Which lines of the data contain the string "this"? Copy every one.

Component data from apps and pages
■ ■ ■

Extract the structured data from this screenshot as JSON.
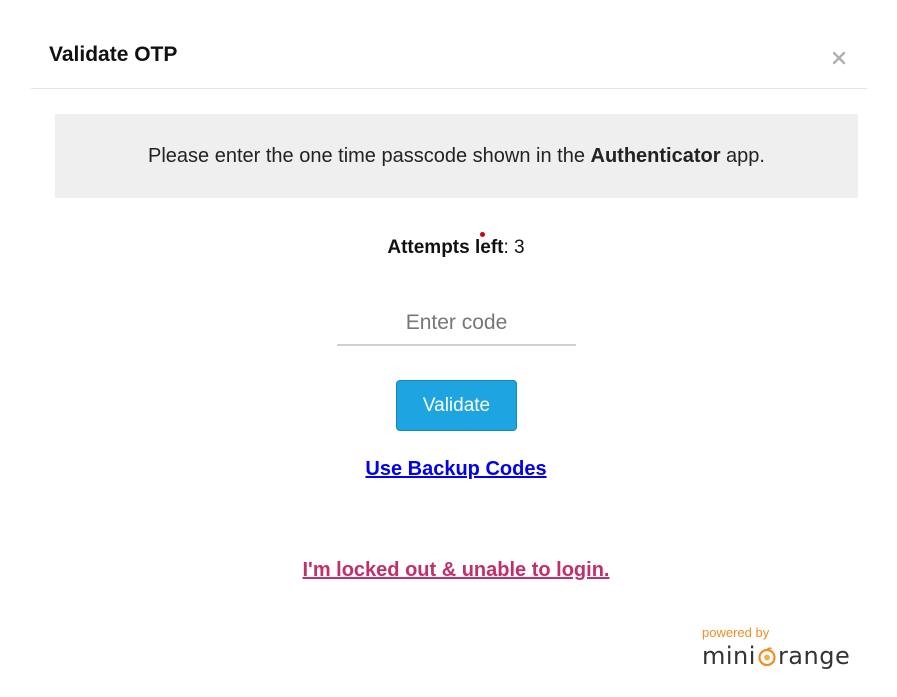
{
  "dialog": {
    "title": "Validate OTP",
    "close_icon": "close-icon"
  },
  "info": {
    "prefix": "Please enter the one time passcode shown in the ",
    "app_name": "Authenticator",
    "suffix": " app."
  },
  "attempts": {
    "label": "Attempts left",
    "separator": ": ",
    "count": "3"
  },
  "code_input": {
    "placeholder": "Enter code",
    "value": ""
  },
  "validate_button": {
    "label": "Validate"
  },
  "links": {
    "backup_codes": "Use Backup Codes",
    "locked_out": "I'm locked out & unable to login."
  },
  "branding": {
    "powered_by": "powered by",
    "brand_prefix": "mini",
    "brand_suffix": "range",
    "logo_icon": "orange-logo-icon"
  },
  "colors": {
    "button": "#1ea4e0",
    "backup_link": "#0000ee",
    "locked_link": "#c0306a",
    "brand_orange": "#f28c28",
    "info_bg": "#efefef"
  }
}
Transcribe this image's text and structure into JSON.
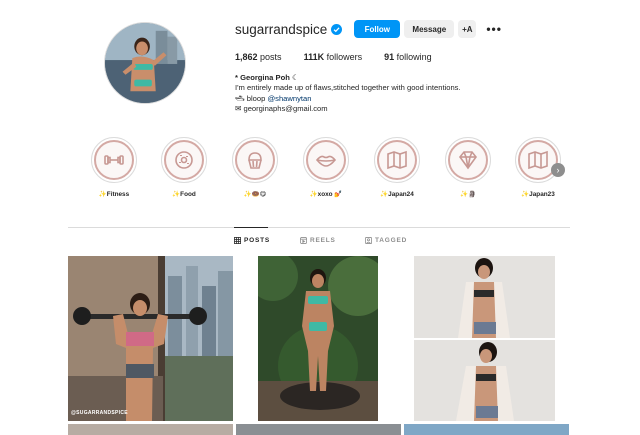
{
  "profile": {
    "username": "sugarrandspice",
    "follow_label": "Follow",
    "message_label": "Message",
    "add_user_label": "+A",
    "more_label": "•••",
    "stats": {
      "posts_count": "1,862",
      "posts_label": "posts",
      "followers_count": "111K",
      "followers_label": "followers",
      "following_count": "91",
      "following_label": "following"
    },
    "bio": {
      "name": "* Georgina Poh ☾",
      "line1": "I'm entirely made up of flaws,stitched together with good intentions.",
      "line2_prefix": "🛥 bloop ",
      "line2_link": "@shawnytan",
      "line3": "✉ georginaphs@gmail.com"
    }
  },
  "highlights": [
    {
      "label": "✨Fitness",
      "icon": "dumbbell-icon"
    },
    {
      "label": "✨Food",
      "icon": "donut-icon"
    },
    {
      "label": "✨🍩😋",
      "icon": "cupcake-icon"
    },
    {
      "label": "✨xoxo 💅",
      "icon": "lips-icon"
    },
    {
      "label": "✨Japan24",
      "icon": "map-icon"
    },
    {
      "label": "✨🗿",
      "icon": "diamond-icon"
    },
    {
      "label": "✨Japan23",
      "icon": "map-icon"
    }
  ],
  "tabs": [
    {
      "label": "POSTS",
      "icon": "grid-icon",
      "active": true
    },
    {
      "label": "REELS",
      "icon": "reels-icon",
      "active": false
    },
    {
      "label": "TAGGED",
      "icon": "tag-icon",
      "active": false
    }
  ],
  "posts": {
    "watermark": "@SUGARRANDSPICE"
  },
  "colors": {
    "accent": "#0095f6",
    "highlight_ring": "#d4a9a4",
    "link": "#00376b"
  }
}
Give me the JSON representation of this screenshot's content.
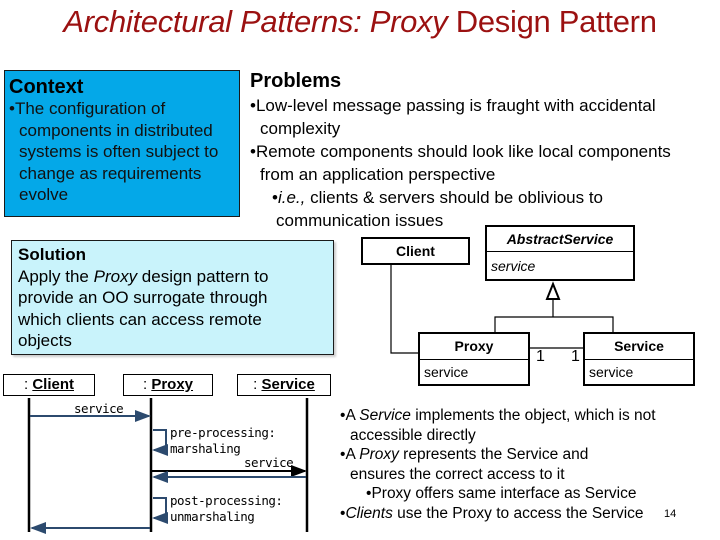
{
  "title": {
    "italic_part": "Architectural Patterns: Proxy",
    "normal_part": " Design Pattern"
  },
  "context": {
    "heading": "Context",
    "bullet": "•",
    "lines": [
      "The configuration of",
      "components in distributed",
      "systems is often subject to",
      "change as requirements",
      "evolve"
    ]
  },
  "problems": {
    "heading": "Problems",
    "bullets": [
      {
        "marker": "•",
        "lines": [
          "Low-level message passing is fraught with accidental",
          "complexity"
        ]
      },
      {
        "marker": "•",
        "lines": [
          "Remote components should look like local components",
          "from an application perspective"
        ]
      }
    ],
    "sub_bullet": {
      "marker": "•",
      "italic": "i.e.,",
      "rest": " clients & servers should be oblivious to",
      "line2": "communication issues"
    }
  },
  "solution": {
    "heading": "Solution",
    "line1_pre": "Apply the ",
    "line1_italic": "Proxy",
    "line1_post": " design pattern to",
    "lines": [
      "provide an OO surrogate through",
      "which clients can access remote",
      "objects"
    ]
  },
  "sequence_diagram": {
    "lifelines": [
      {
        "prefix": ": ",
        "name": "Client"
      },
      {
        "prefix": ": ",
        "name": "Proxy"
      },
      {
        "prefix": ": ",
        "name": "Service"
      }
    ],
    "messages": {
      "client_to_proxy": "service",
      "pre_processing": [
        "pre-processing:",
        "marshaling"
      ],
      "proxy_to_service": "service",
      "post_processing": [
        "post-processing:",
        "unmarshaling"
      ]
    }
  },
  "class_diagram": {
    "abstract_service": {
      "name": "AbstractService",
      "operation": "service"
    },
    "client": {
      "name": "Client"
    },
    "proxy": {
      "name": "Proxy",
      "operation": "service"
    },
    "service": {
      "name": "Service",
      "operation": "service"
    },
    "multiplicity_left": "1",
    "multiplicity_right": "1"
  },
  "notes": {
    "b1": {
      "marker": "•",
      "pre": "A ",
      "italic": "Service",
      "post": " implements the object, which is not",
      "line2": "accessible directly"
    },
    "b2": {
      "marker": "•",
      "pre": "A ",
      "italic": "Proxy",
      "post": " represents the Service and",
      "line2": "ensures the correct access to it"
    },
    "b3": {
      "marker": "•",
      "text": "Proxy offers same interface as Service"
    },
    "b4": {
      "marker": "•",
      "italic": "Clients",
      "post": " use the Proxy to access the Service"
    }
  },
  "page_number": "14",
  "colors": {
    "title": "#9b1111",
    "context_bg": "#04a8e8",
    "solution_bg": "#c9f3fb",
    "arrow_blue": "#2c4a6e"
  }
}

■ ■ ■

### FINAL ANSWER
Extract the structured data from this screenshot as JSON.
Transcribe this image's text and structure into JSON.
Give me the JSON representation of this screenshot's content.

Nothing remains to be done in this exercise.